3 Easy Steps for Transforming Networking Contacts into MQLs

So you’re a networker, huh?

You attend meetups, burn the midnight oil at post-conference gatherings, and lag behind after big presentations in the service of meeting the right people? Good. You’re on your way.

It’s no secret that networking is hugely beneficial to you as a person and a professional. It helps build much-needed bonds with other adults (which feels like a real luxury from this side of 30) while also exposing you to others working in your field or industry: people who you should know to get ahead or otherwise get stuff done.

But one of the lesser discussed benefits of networking is that, ultimately, it’s good for business. It helps sales professionals perfect their pitches, it helps department heads discover amazing new talent, and yes, it even helps us marketers.

You see, what we tend to forget is that every connection we make at one of these isn’t just a personal / professional opportunity. It’s also a business opportunity. And if, say, you spend your days trying to boost demand for a product / service, and you aren’t yet leveraging those contacts you grabbed at #GartnerBI the other week… well, you know the saying about low-hanging fruit.

And believe me, I know: you think it’s going to be awkward. They’ve connected with me personally, you worry. If I throw them in the funnel, it could damage the possibility of future opportunities. And yeah, if done indelicately, it could.

But since you know better than to aggressively spam anyone (much less someone you’re building a real relationship with), that shouldn’t be a problem. Just take it slow, follow these steps, and you can turn your networking contacts into MQLs without damaging your personal relationships at all.

1. Don’t Get Too Aggressive Too Quickly

Remember, these people connected with you personally; they didn’t fill out a lead form or download a pricing sheet. So as tempted as you are to just export the contact straight from your address book to Salesforce, don’t. You aren’t there yet.

Instead, feel them out. Informally (and directly) send them a few articles relevant to both the conversation you had with them and your business. Slip in a collateral piece you normally use in lead gen campaigns. See how they respond.

Your goal here is to foster a collaborative sharing of information, to become the guy or gal that sends them the info they need to solve problems they may or may not even know they had. And even if they aren’t decision-makers, keep in touch. Feed them information regularly. It primes you to make your next move when the time is right.

2. Learn to Identify the Right Time

Broaching a sales pitch (or flat-out asking one of your connections if they’d be interested in entering a months-long sales cycle for your product) can be pretty tricky, and honestly that’s not typically the way you want to go. Instead, use some form of lead scoring to measure their likely interest in hearing a sales pitch.

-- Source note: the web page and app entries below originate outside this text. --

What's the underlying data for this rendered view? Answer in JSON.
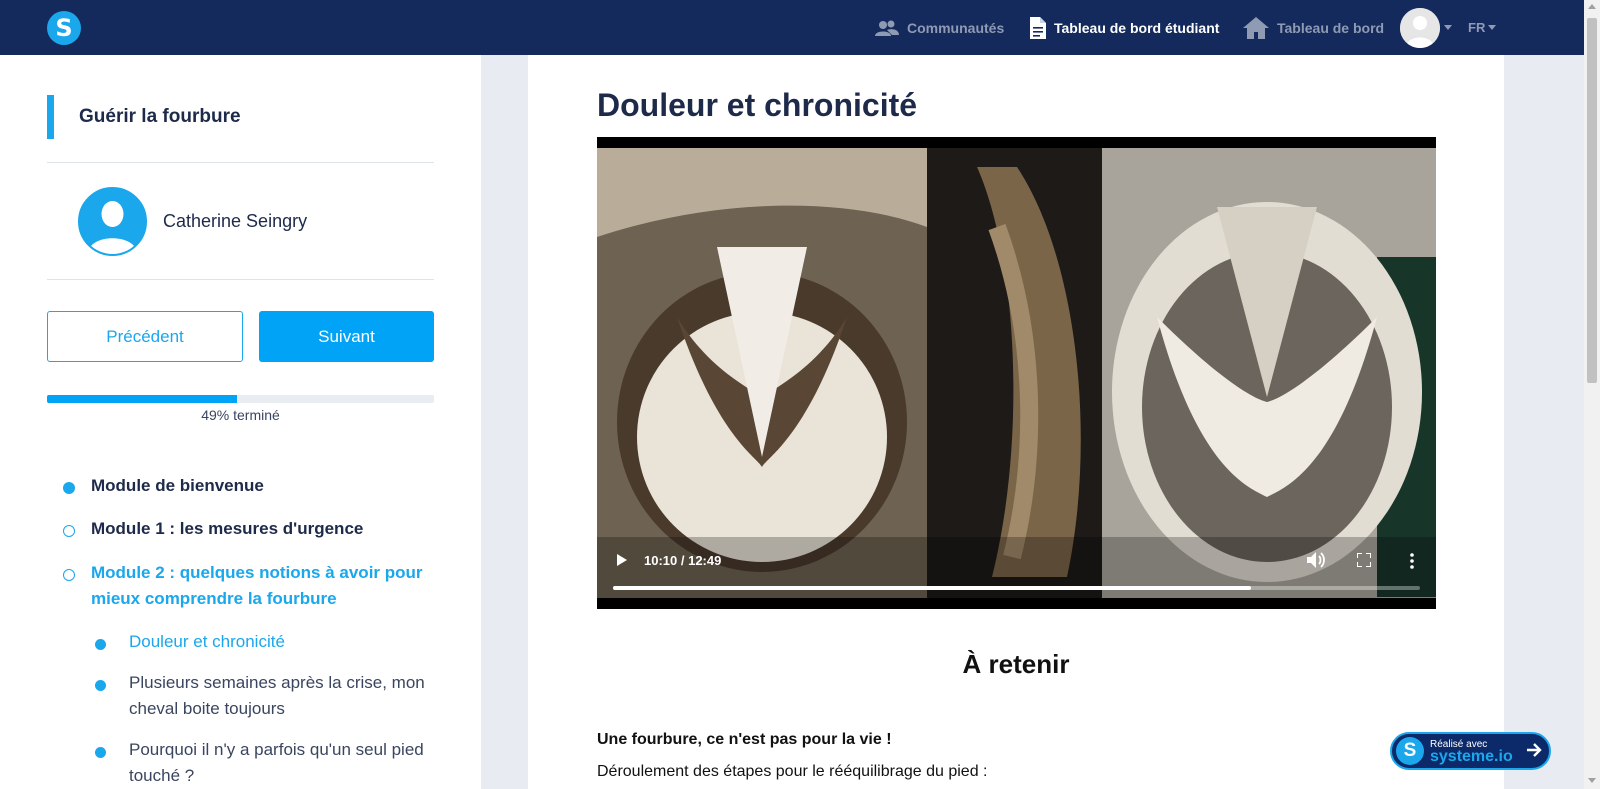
{
  "brand": {
    "logo_letter": "S",
    "accent": "#1aa7ec",
    "nav_bg": "#152a5c"
  },
  "topnav": {
    "communities": "Communautés",
    "student_dashboard": "Tableau de bord étudiant",
    "dashboard": "Tableau de bord",
    "language": "FR"
  },
  "sidebar": {
    "course_title": "Guérir la fourbure",
    "author": "Catherine Seingry",
    "prev_label": "Précédent",
    "next_label": "Suivant",
    "progress_percent": 49,
    "progress_label": "49% terminé",
    "modules": [
      {
        "label": "Module de bienvenue",
        "state": "completed"
      },
      {
        "label": "Module 1 : les mesures d'urgence",
        "state": "open"
      },
      {
        "label": "Module 2 : quelques notions à avoir pour mieux comprendre la fourbure",
        "state": "active"
      }
    ],
    "lessons": [
      {
        "label": "Douleur et chronicité",
        "active": true
      },
      {
        "label": "Plusieurs semaines après la crise, mon cheval boite toujours",
        "active": false
      },
      {
        "label": "Pourquoi il n'y a parfois qu'un seul pied touché ?",
        "active": false
      }
    ]
  },
  "main": {
    "lesson_title": "Douleur et chronicité",
    "video": {
      "time": "10:10 / 12:49",
      "played_fraction": 0.79
    },
    "section_heading": "À retenir",
    "bold_paragraph": "Une fourbure, ce n'est pas pour la vie !",
    "partial_paragraph": "Déroulement des étapes pour le rééquilibrage du pied :"
  },
  "badge": {
    "small": "Réalisé avec",
    "big": "systeme.io"
  }
}
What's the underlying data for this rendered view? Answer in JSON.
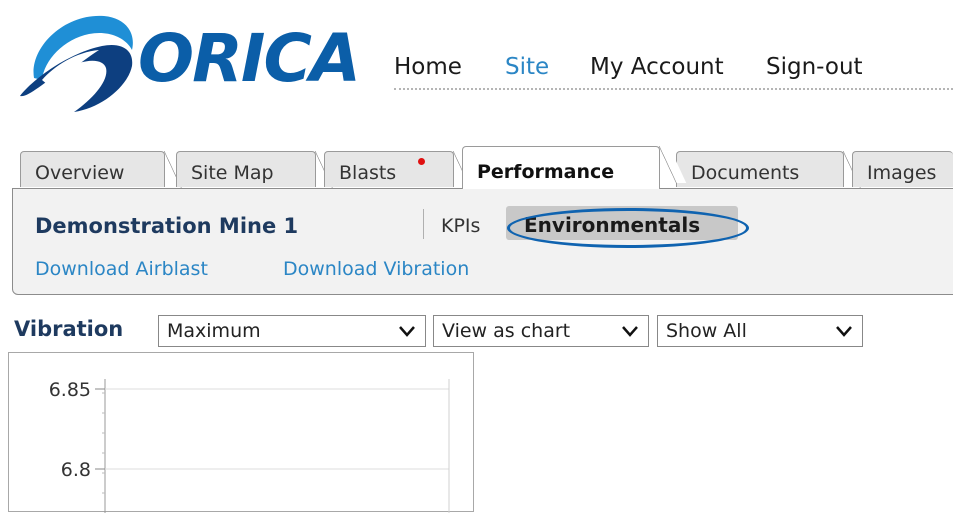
{
  "brand": {
    "name": "ORICA",
    "colors": {
      "blue": "#0b5ea8",
      "dark_blue": "#0d3f80"
    }
  },
  "topnav": {
    "items": [
      {
        "label": "Home",
        "active": false
      },
      {
        "label": "Site",
        "active": true
      },
      {
        "label": "My Account",
        "active": false
      },
      {
        "label": "Sign-out",
        "active": false
      }
    ]
  },
  "tabs": [
    {
      "label": "Overview",
      "active": false
    },
    {
      "label": "Site Map",
      "active": false
    },
    {
      "label": "Blasts",
      "active": false,
      "notification": true
    },
    {
      "label": "Performance",
      "active": true
    },
    {
      "label": "Documents",
      "active": false
    },
    {
      "label": "Images",
      "active": false
    }
  ],
  "panel": {
    "site_name": "Demonstration Mine 1",
    "subtabs": [
      {
        "label": "KPIs",
        "active": false
      },
      {
        "label": "Environmentals",
        "active": true,
        "highlighted": true
      }
    ],
    "links": [
      "Download Airblast",
      "Download Vibration"
    ]
  },
  "controls": {
    "title": "Vibration",
    "metric_select": {
      "value": "Maximum"
    },
    "view_select": {
      "value": "View as chart"
    },
    "filter_select": {
      "value": "Show All"
    }
  },
  "chart_data": {
    "type": "line",
    "yticks": [
      "6.85",
      "6.8"
    ],
    "ylim": [
      6.78,
      6.86
    ],
    "grid": true,
    "series": []
  },
  "colors": {
    "link": "#2b86c5",
    "highlight_ring": "#0f63b0",
    "notification_dot": "#e01010"
  }
}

Because you’ve been sending them collateral and relevant content and engaging them in friendly conversation, you know what they’ve read and what they haven’t, what their work needs are, etc. Work with sales to set a lead threshold based on the data your company has and track your contacts against these. Once they’ve engaged in enough content, said a number of things to you that are indicative of a need, you’re ready to go.

3. Initiate the Sale Yourself

Though it’s tempting to just turn over their contact info to a sales exec, don’t. To maintain the personal relationship, this is a subject you’ll have to broach on your own. Set them up with a simple “You know it seems like you’re having problems with X, Y… I don’t want to give you the hard sell or anything, but I think my company could help” and see what they say.

By engaging them this way, you’re doing so as a friend. You’re giving them the option to say “no thanks” (which, if they do, you have to respect for the time being), or to further pursue in on their own. It doesn’t feel guided or pushy. It’s one friend talking to another saying “hey I know this thing that might help.”

And the best part is this: those that do say yes (and who are interested) are way more likely to go through with the sale. They’ll think they’re getting a good deal because they know you, they’ll think it’s a product / service they chose on their own, and – through your conversations and shared articles / collateral – they’ve already done the work of realizing they have a problem that needs fixing.

The Bottom Line

By the time you turn your networking contact over to a sales exec, a couple of things have happened: 1) they’ve gone through the same MQL process that any lead has, 2) they feel a personal investment in your business because they’re connected to you, and 3) they’re much closer to actually being an SQL than 90% of the other leads you deliver.

Though a bit more time-consuming than your other demand gen processes, leveraging networking contacts ends up having a similar effect to account-based marketing, allowing you to deliver and build a meaningful relationship with someone before naturally handing them off to sales.

Content Marketing Manager
You might also like ...
HR & People
How to Avoid Alienating Non-Product Teammates in Your Product-led Company
One of the hidden challenges faced by product-led organizations is a tendency to focus so much on product that other...
by Jeff Diana
HR & People
Time to Pivot On Outta Here? Make Your Next Career Move Your Best One Yet.
Editor's Note: This article first appeared on LinkedIn here.  Are you contemplating a change in your job or career? Perhaps...
by Anita Sands
HR & People
Why Hiring Senior Leaders Early Is Worth the Investment
There’s no other way to put it. Getting hiring right is absolutely critical. Any VC will tell you that the...
by Philip Mundy